Wade consumed 57 balls for 29, and added 64 with Bailey for the third wicket before he was sent on his way, playing across a straight, flat one from Nathan McCullum to be easily adjudged lbw. To make a sticky situation worse Wade reviewed the decision, which stood after the television umpire had taken a look at the event.
Bailey continued to keep his end up, not attacking needlessly and Voges began to find his feet. New Zealand’s quick bowlers did not get much by way of assistance, and the spinners were played with caution. Bailey reached his sixth half-century in his 23rd game, but fell soon after, being beaten by a sharply turning offbreak from McCullum. Bailey was on 55, but had moved too far across his stumps and looked back in dismay as his leg stump was pegged back.
Mitchell Marsh tried to force the pace, but when he attempted a front-foot pull against a McClenaghan delivery that was too far outside off for the shot, the resultant top-edge was comfortably taken by Ronchi.
For the second time in the innings Australia had stumbled and, with only 193 on the board at the end of the 42nd over, the last remaining hope of a big score was for the well-set Voges to bat through the innings. But, McClenaghan put paid to such thoughts with his third wicket off the innings, a lucky break that came through a full toss. Voges (71) tried to clatter the ball through the leg side, but only spliced it to short cover.
Glenn Maxwell pulled out the long handle at the death, and 18 came off the penultimate over, bowled by Williamson. McClenaghan, who became the highest wicket-taker in the tournament in the course of the innings, bowled a steady final over to keep Australia down to 243 for 8 in 50 overs.
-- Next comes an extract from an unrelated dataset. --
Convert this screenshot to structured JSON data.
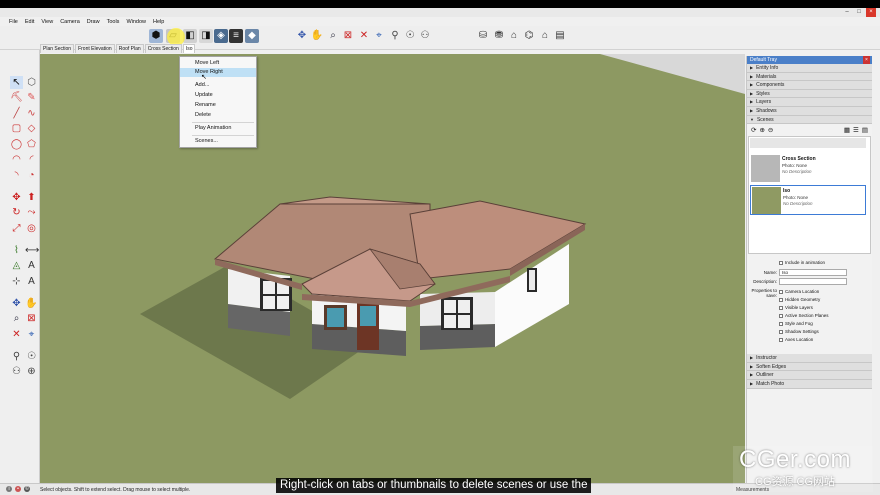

Whether that would have been enough or not, we’ll never know.